Feminism simply means paying attention to women. Men as well as women can be feminist. So how does this apply to drama? Most plays post1970 were about heroes villains etc. women such as Caryl Churchill and Pam Gems started to change this by writing plays about women and about the social aspects of being a women. This means that women were trying to change theatre to involve the social and everyday aspects of being a woman. Also controversial assets and serious assets of being a women were involved in these plays such as women being equal to men etc.
Male playwrights have mostly dominated the last century and the star role-played by males. However towards the end of the 60’s women started to slowly do their own playwrights and perform their own plays. The modern feminist theatre movement began late 60’s. Their goal was to bring women and their experiences out of the domestic sphere and into the social one.
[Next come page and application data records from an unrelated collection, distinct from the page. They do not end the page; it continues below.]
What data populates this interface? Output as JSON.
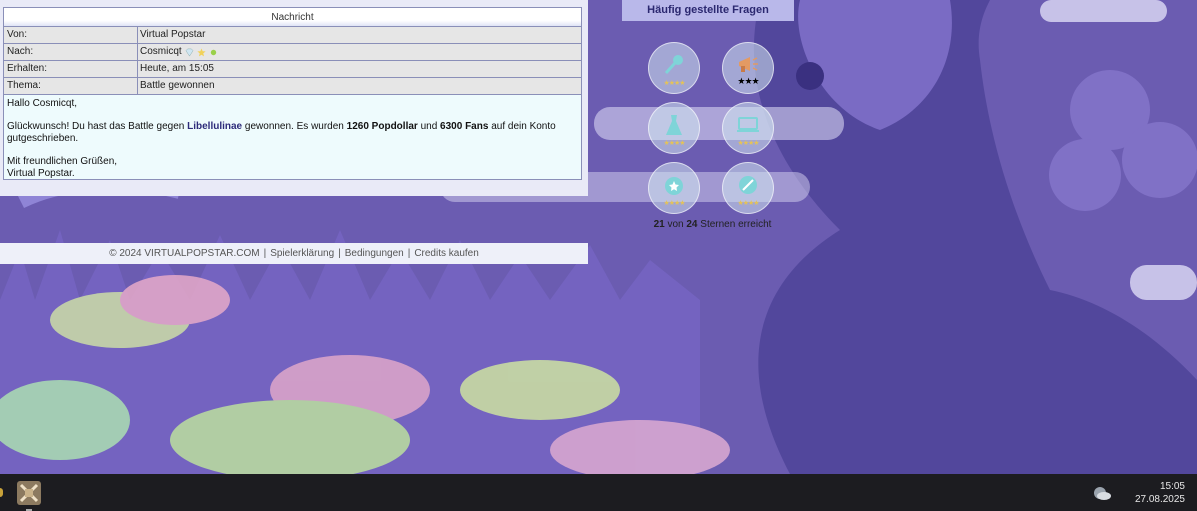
{
  "message": {
    "header": "Nachricht",
    "rows": [
      {
        "key": "Von:",
        "value": "Virtual Popstar"
      },
      {
        "key": "Nach:",
        "value": "Cosmicqt"
      },
      {
        "key": "Erhalten:",
        "value": "Heute, am 15:05"
      },
      {
        "key": "Thema:",
        "value": "Battle gewonnen"
      }
    ],
    "body": {
      "greeting": "Hallo Cosmicqt,",
      "line_pre": "Glückwunsch! Du hast das Battle gegen",
      "opponent": "Libellulinae",
      "line_mid1": "gewonnen. Es wurden",
      "money": "1260 Popdollar",
      "line_mid2": "und",
      "fans": "6300 Fans",
      "line_post": "auf dein Konto gutgeschrieben.",
      "closing1": "Mit freundlichen Grüßen,",
      "closing2": "Virtual Popstar."
    }
  },
  "footer": {
    "copyright": "© 2024 VIRTUALPOPSTAR.COM",
    "sep": "|",
    "links": [
      "Spielerklärung",
      "Bedingungen",
      "Credits kaufen"
    ]
  },
  "faq": {
    "label": "Häufig gestellte Fragen"
  },
  "achievements": {
    "items": [
      {
        "icon": "microphone-icon",
        "stars": "★★★★"
      },
      {
        "icon": "megaphone-icon",
        "stars": "★★★"
      },
      {
        "icon": "dress-icon",
        "stars": "★★★★"
      },
      {
        "icon": "laptop-icon",
        "stars": "★★★★"
      },
      {
        "icon": "medal-icon",
        "stars": "★★★★"
      },
      {
        "icon": "compass-icon",
        "stars": "★★★★"
      }
    ],
    "earned": "21",
    "of": "von",
    "total": "24",
    "suffix": "Sternen erreicht"
  },
  "taskbar": {
    "time": "15:05",
    "date": "27.08.2025"
  },
  "colors": {
    "accent": "#2b2870",
    "panel": "#e9eaf7",
    "body_bg": "#eefbfd",
    "taskbar": "#1c1c20"
  }
}
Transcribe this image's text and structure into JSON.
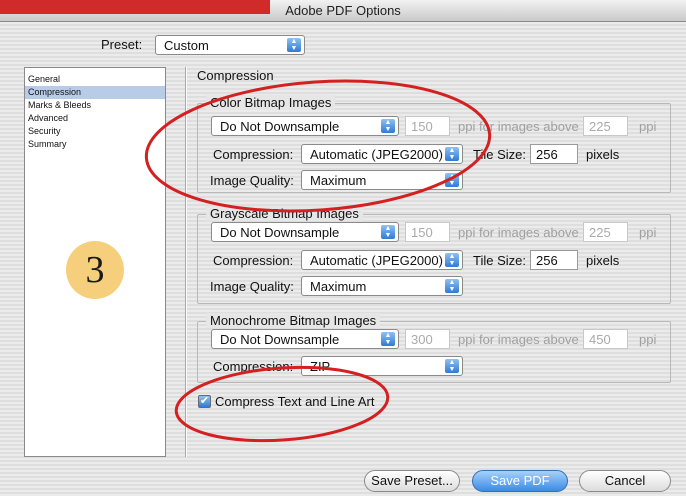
{
  "window": {
    "title": "Adobe PDF Options"
  },
  "preset": {
    "label": "Preset:",
    "value": "Custom"
  },
  "sidebar": {
    "items": [
      {
        "label": "General"
      },
      {
        "label": "Compression"
      },
      {
        "label": "Marks & Bleeds"
      },
      {
        "label": "Advanced"
      },
      {
        "label": "Security"
      },
      {
        "label": "Summary"
      }
    ],
    "selected": "Compression"
  },
  "badge": {
    "number": "3"
  },
  "section_title": "Compression",
  "color_images": {
    "title": "Color Bitmap Images",
    "downsample": "Do Not Downsample",
    "ppi": "150",
    "ppi_label": "ppi for images above",
    "above": "225",
    "ppi_suffix": "ppi",
    "compression_label": "Compression:",
    "compression": "Automatic (JPEG2000)",
    "tile_label": "Tile Size:",
    "tile": "256",
    "tile_unit": "pixels",
    "quality_label": "Image Quality:",
    "quality": "Maximum"
  },
  "grayscale_images": {
    "title": "Grayscale Bitmap Images",
    "downsample": "Do Not Downsample",
    "ppi": "150",
    "ppi_label": "ppi for images above",
    "above": "225",
    "ppi_suffix": "ppi",
    "compression_label": "Compression:",
    "compression": "Automatic (JPEG2000)",
    "tile_label": "Tile Size:",
    "tile": "256",
    "tile_unit": "pixels",
    "quality_label": "Image Quality:",
    "quality": "Maximum"
  },
  "mono_images": {
    "title": "Monochrome Bitmap Images",
    "downsample": "Do Not Downsample",
    "ppi": "300",
    "ppi_label": "ppi for images above",
    "above": "450",
    "ppi_suffix": "ppi",
    "compression_label": "Compression:",
    "compression": "ZIP"
  },
  "compress_text": {
    "label": "Compress Text and Line Art",
    "checked": true
  },
  "buttons": {
    "save_preset": "Save Preset...",
    "save_pdf": "Save PDF",
    "cancel": "Cancel"
  },
  "colors": {
    "annotation_red": "#d42020",
    "selected_blue": "#b8cce8",
    "accent_blue": "#3c8ae6",
    "badge_yellow": "#f6cf7c"
  }
}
This also encouraged a whole new load of drama groups and company’s devoted to feminist drama, such as The Monstrous Regiment, Joint Stock and Women’s Theatre Season.
A few women have become well known for their plays that have furthered feminist performance theory and broadened traditional views of gender roles. Caryl Churchill: Caryl Churchill’s plays were based around feminine theory and gender politics. However she did not start straight away by writing plays, as this was a transition from the radio plays she wrote for the BBC and also other shorter plays and scenes where she starting to explore a bit more on different aspects of drama that freed her from the stage “limitations”. In the early 1970’s she collaborated with theatre groups such as the monstrous regiment and also joint stock.
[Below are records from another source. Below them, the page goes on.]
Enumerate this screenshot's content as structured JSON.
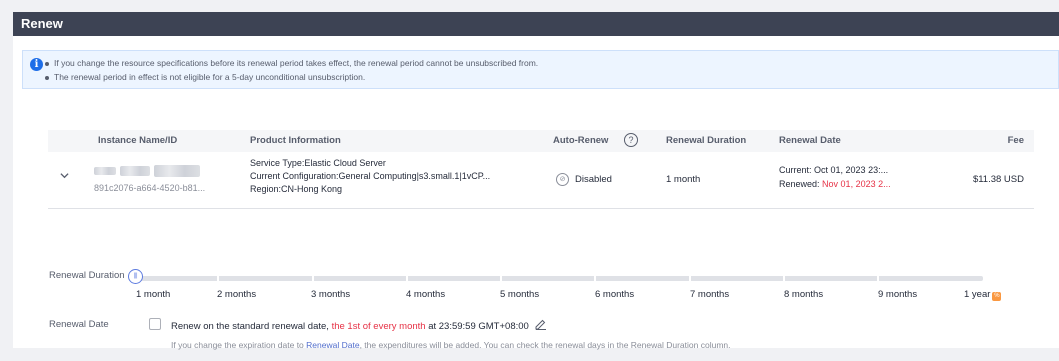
{
  "dialog": {
    "title": "Renew"
  },
  "notice": {
    "lines": [
      "If you change the resource specifications before its renewal period takes effect, the renewal period cannot be unsubscribed from.",
      "The renewal period in effect is not eligible for a 5-day unconditional unsubscription."
    ]
  },
  "table": {
    "headers": {
      "instance": "Instance Name/ID",
      "product": "Product Information",
      "auto_renew": "Auto-Renew",
      "duration": "Renewal Duration",
      "date": "Renewal Date",
      "fee": "Fee"
    },
    "row": {
      "instance_id": "891c2076-a664-4520-b81...",
      "service_type": "Service Type:Elastic Cloud Server",
      "configuration": "Current Configuration:General Computing|s3.small.1|1vCP...",
      "region": "Region:CN-Hong Kong",
      "auto_renew": "Disabled",
      "duration": "1 month",
      "current_label": "Current:",
      "current_date": "Oct 01, 2023 23:...",
      "renewed_label": "Renewed:",
      "renewed_date": "Nov 01, 2023 2...",
      "fee": "$11.38 USD"
    }
  },
  "renewal_duration": {
    "label": "Renewal Duration",
    "handle_icon": "drag-handle-icon",
    "selected_index": 0,
    "options": [
      "1 month",
      "2 months",
      "3 months",
      "4 months",
      "5 months",
      "6 months",
      "7 months",
      "8 months",
      "9 months",
      "1 year"
    ]
  },
  "renewal_date": {
    "label": "Renewal Date",
    "checked": false,
    "text_before": "Renew on the standard renewal date,",
    "text_highlight": "the 1st of every month",
    "text_after": "at 23:59:59 GMT+08:00",
    "hint_before": "If you change the expiration date to",
    "hint_link": "Renewal Date",
    "hint_after": ", the expenditures will be added. You can check the renewal days in the Renewal Duration column."
  },
  "colors": {
    "header_bar": "#3d4354",
    "accent": "#5e7ce0",
    "warning_red": "#e63246",
    "link": "#526ecc",
    "year_badge": "#fa9841"
  }
}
Both these groups were utilising an extending workshop period in their development of new plays. These groups were a big impact on Caryl Churchill and helped her development as a playwright. While with these groups she wrote a number of good plays such as Light shining on Buckinghamshire (1976) and Vinegar Tom (1976). As a result of her experience and imagination for new plays in this genre she was awarded three OBE’s and continues to be a well-known playwright. Pam Gems: Pam Gems was also a woman who started to change the “limitations” of the stage.
She was born in England and brought up four children before she turned to play wrighting. She was involved in the Women’s Theatre Season at the Almost Free (1975). Her welknown and great West End play and success came from studying four women who all lived in a flat in London Dusa, Fish, Stas and Via (1977). She was also involved in The Royal Shakespeare Company. Vinegar Tom: This play was written by Caryl Churchill and is about witchcraft and a glimpse at how fear can lead to innocent death. The play follows four women on a journey from nai?? ve innocence to there untimely executions.
This play is one of Caryl Churchill’s best and was quite original when it was first produced. It is a good example of how plays started to change through the feminist genre. The roles played by the four women were non-typical for women to play; this also shows how the move of feminist theatre had began. Dusa, Fish, Stas and Vi: This play written by Pam Gems in 1977 is about four women ( Dusa, Fish, Stas and Vi) who have split up with their men or husbands and are trying to pull their lives back together in a London flat. It is a comedy drama. Some scenes are described as hilarious and others affecting.
The four women try to comfort and help each other throughout the play and trying to find the sense of purpose and individuality that can so easily elude women in contemporary society. Again this play is a good example of how women in this genre were trying to show how a women’s social life could be involved in plays. As you can see during 1970-1990 feminist drama grew and and is now accepted and women playwrights are as good as any others. Also feminist drama opened up many new aspects of the theatre and now there are many plays that involve feminist ideas and performances.